What is it?
A repository of steering behaviours that will help you create autonomously moving game characters. Behaviours include alignment, avoidance, cohesion, pursue, flee, path following, hiding, separation, wall avoidance, and wandering.
See this link for more information on the topic of steering behaviours.
How do you use it?
2. Add the Entity Script to your new character (this will also add the BehaviourManager script). In the entity script you can edit:
- The max velocity: higher numbers mean the character can move faster.
- The mass of the object: higher objects require a larger force to move at the same speed. Be careful not to set the mass too high as they can cause behaviours to not be able to move the character.
- The sight radius: this determines how far the character can see. This is used when applying different behaviours. For example if you are using the Alignment behaviour the character will only align its heading with characters that are within this radius.
- Smoothing: this averages a characters movement over a number of time steps. This is useful if the force of the behaviour causes your character to become “jittery”.
3. You are now ready to add any behaviour scripts of your choosing. For this example, I want my ship to avoid obstacles (asteroids in this case) and to wander so I have added the Obstacle Avoidance, Wander and Separation (helps to steer the spaceship away from asteroids that are not directly in front).
4. The last step is to adjust the behaviours weights. The weight is a multiplier applied to the force. You should set higher weights to higher priority behaviours. I want to ensure my spaceship knows that avoiding obstacles is more important than wandering so I have set the weight for obstacle avoidance to 30 and I have left Wander at 10 (the default weight). Sometimes trial and error is necessary to select the correct weights for behaviours.
Now I have a ship that navigates around the environment and avoid asteroids. Hopefully this will show you how easy it is to implement the behaviours now you can create something a bit more interesting!
Creating Your Own Behaviour
It is also easy to create your own behaviours. For the purposes of this example I’ll be adding a Flee behaviour. I want to include an enemy spaceship that flees from the player. The actual implementation of fleeing behaviour is very simple however it showcases how to extend the scripts.
1.Create a new script. I’ve called mine Flee.
I’ve added the class to the Automation namespace (all classes in this project are part of that namespace to keep them separate from your own project files).
2. Inherit from AIBehaviour. This is the base class for individual behaviours.
AIBehaviour provides helper methods to retrieve other characters that are in sight range. It also provides access to tags that are used in the project. All behaviours should inherit from this class as the BehaviourManager gets all instances of AIBehaviour when applying a force.
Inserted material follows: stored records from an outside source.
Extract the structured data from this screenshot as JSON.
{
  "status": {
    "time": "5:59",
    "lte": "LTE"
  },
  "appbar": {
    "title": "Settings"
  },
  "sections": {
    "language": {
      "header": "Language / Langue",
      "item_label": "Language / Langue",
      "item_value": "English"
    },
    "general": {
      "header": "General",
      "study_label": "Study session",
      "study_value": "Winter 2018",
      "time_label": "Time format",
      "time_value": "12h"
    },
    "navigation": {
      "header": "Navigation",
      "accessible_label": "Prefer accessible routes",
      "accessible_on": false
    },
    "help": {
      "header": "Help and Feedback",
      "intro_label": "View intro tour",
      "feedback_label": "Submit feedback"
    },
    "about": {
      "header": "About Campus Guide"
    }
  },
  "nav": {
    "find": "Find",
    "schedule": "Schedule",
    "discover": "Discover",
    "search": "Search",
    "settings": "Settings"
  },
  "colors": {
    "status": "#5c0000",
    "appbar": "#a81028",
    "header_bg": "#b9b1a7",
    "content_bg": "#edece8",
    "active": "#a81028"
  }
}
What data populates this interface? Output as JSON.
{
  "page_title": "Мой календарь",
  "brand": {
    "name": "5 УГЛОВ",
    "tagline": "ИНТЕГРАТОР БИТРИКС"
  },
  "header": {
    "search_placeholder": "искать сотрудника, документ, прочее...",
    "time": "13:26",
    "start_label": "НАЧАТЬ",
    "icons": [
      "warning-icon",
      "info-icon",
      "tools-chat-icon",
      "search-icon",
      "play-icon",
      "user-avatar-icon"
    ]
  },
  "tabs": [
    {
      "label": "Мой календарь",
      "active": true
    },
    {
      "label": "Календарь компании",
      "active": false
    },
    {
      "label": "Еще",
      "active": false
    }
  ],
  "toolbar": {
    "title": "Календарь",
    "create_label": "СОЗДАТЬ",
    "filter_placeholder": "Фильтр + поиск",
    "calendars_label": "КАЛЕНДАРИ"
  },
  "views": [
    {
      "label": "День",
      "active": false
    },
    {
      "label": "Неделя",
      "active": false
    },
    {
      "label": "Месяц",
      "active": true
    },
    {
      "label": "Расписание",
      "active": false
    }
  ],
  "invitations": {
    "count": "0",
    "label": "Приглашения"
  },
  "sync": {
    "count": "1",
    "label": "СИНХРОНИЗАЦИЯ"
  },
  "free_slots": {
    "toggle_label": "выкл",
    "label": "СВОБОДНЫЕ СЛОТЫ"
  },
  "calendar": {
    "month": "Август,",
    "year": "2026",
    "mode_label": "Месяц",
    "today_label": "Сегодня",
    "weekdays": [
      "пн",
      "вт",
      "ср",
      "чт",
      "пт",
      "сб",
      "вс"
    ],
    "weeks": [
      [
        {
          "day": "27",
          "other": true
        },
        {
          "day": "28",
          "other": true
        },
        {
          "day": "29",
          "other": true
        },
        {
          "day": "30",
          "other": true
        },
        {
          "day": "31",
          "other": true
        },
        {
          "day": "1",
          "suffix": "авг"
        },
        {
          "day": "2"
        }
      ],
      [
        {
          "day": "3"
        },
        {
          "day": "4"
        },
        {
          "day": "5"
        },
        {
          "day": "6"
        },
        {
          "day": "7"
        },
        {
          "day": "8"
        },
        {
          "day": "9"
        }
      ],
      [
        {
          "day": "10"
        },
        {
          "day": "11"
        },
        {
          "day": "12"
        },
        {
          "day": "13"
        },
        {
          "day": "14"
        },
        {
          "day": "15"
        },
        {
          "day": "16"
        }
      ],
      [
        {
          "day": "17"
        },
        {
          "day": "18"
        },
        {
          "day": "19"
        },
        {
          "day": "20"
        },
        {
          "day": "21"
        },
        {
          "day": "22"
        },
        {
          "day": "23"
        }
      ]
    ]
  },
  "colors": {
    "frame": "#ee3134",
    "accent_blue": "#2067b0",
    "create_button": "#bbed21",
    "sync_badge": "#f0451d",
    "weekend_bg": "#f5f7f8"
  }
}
If you try to build the project now you’ll encounter an error: “Automation.yourclassname does not implement inherited abstract member Automation.AIBehaviour.GetForce()”, this leads us to the next step.
3. Implement GetForce() (surprise surprise)
This is where we place our behaviour code. We want to return a Vector2, which is the force that will be applied to our character.
This simply attempts to find any objects with the tag “Player” (set in AIBehaviour) that are in its sight range (also provided by AIBehaviour). If the player is found then a force steering away from the player is returned.
Now all I have to do is ensure that the player has the correct tag and any objects with this script attached will flee when the player enters its sight range.
|Alignment.cs||Aligns characters heading with those of other characters in its sight range. Use this to keep a group of characters heading in the same direction.|
|AvoidPlayer.cs||Attempts to keep an object with the player tag out of the characters sight radius.|
|AvoidProjectile.cs||Attempts to keep an object with the projectile tag out of the characters sight radius.|
|Cohesion.cs||Moves the character towards the centre of the group of characters within its sight range. Use this to keep a group of characters together.|
|Encircle.cs||Creates a circle around the player. Enable “Tight Circle” on the script to enable the character to swarm closely to the player.|
|Flee.cs||Moves character away from player when player is in sight range.|
|FollowPath.cs||Moves the character towards a series of waypoints. Once a waypoint is reached the character seeks to the next. Use the waypoint object in the Resources folder to set a waypoint on screen (ensure you set the waypoint number on the attach script).|
|GravitationalPull.cs||With this script attached any object with the black hole tag will pull the character towards it and therefore act as a black hole.|
|Hide.cs||Attempts to position the character so that an obstacle is between the character and the player.|
|PursuePlayer.cs||Attempts to head off the player. The character does not just seek to the player’s position but takes into account the players heading.|
|Separation.cs||Steers the character away from other characters in its sight range. Use this to keep characters apart.|
|Wander.cs||Makes the character wander through the environment.|
|WallAvoidance.cs||Steers the character to avoid collisions with walls or obstacles. Useful when combined with other steering behaviours.|
Complex interactions can be created by combining different behaviours. For example, in the demo scene, the first example “Flock” is a type of group behaviour. The character takes into consideration the movement of the other characters within its sight range. Flocking is achieved by adding three separate behaviours to the entity: separation, cohesion, and alignment. This is a good example of how combining individual behaviours can produce complex group behaviour.
As always, thank you for reading 🙂